• _PROBLEM REQUIREMENTS_
The required result is each line of the entries below containing the string "Firma".
ENTRIES SHOWN: Begin
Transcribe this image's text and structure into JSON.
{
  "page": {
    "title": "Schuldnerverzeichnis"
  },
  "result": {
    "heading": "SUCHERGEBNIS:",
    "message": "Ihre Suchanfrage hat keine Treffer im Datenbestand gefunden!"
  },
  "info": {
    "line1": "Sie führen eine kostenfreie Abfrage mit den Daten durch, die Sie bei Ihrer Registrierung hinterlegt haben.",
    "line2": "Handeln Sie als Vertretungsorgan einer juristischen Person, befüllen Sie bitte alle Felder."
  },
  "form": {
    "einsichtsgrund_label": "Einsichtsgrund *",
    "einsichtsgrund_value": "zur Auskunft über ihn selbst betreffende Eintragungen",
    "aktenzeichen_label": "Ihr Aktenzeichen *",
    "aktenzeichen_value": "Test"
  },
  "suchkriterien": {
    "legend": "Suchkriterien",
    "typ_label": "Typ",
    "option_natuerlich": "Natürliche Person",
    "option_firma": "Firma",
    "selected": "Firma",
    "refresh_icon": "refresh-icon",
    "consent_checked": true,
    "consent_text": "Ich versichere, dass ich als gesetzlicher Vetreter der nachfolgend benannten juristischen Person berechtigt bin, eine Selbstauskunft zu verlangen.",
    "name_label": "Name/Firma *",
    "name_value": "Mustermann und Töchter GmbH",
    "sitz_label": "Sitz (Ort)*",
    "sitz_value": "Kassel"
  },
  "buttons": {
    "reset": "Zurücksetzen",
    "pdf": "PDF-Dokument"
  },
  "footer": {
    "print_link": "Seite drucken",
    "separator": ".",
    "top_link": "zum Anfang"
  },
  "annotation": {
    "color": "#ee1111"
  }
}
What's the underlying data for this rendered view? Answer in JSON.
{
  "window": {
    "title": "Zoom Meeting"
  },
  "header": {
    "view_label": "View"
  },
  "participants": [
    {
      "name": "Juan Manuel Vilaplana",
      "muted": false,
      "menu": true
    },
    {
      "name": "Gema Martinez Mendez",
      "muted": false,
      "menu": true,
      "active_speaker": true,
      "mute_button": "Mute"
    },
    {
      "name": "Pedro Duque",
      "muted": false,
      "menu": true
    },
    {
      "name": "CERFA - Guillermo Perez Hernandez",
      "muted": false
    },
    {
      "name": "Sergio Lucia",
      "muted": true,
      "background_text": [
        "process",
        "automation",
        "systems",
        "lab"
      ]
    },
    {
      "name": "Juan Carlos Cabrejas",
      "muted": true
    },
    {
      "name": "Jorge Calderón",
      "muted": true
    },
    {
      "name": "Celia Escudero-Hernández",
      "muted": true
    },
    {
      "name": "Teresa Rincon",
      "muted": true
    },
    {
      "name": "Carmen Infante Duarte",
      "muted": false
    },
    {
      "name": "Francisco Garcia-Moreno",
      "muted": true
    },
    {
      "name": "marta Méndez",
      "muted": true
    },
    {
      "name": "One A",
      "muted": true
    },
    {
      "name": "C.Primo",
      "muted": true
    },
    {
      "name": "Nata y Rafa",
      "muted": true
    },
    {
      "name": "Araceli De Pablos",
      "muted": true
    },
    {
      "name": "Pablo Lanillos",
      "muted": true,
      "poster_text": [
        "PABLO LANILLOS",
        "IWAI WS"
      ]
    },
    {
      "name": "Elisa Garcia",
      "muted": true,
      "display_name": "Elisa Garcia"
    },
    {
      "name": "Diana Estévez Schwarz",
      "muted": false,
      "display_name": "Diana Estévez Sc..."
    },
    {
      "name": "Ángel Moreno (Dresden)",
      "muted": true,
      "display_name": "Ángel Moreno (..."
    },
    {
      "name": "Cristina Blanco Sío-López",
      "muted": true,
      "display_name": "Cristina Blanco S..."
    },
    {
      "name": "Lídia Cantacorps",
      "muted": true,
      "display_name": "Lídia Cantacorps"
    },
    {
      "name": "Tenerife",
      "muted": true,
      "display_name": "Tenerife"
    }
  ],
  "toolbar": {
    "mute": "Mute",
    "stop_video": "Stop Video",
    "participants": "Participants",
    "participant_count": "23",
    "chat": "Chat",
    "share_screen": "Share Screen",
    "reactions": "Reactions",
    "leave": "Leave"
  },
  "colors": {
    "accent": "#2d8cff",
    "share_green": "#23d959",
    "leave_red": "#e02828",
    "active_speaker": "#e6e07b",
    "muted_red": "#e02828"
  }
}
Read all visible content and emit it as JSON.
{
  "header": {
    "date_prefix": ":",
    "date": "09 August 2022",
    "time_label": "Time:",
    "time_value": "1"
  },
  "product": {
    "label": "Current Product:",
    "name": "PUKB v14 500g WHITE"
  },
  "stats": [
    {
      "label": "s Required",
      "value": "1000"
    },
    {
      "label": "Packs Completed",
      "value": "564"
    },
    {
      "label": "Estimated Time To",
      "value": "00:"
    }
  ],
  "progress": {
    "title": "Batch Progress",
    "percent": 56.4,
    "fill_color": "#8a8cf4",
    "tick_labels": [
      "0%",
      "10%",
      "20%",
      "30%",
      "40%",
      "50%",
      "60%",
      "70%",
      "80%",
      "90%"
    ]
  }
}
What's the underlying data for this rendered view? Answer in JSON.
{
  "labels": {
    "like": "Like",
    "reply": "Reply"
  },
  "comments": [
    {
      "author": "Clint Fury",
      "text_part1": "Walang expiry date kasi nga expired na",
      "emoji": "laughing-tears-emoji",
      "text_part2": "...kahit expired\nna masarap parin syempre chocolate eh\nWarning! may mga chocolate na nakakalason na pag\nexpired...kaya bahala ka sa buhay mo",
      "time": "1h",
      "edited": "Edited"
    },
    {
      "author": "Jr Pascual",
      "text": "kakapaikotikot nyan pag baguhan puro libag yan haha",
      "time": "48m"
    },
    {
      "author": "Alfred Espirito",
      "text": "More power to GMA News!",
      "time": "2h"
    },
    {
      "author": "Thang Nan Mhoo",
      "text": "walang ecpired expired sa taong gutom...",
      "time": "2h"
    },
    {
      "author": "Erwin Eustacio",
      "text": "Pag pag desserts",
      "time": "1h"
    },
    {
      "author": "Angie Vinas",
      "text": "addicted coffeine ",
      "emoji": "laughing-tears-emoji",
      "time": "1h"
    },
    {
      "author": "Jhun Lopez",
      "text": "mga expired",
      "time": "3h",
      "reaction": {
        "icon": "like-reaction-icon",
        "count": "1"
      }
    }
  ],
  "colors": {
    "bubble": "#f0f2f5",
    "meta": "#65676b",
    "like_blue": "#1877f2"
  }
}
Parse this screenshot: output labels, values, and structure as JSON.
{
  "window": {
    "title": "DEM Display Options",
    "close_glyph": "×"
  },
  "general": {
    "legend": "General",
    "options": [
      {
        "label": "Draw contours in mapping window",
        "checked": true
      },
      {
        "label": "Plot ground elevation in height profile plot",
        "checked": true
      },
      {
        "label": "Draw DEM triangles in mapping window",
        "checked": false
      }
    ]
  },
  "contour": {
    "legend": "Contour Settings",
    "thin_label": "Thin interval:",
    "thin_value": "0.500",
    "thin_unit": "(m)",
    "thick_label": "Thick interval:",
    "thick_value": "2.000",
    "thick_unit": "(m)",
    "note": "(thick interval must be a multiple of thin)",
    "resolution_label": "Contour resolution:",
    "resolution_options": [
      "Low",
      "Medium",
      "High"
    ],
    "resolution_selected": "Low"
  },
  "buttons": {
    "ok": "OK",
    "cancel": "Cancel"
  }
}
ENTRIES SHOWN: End
• _RESPONSE FOR THIS EXERCISE_
    "option_firma": "Firma",
    "selected": "Firma",
    "name_label": "Name/Firma *",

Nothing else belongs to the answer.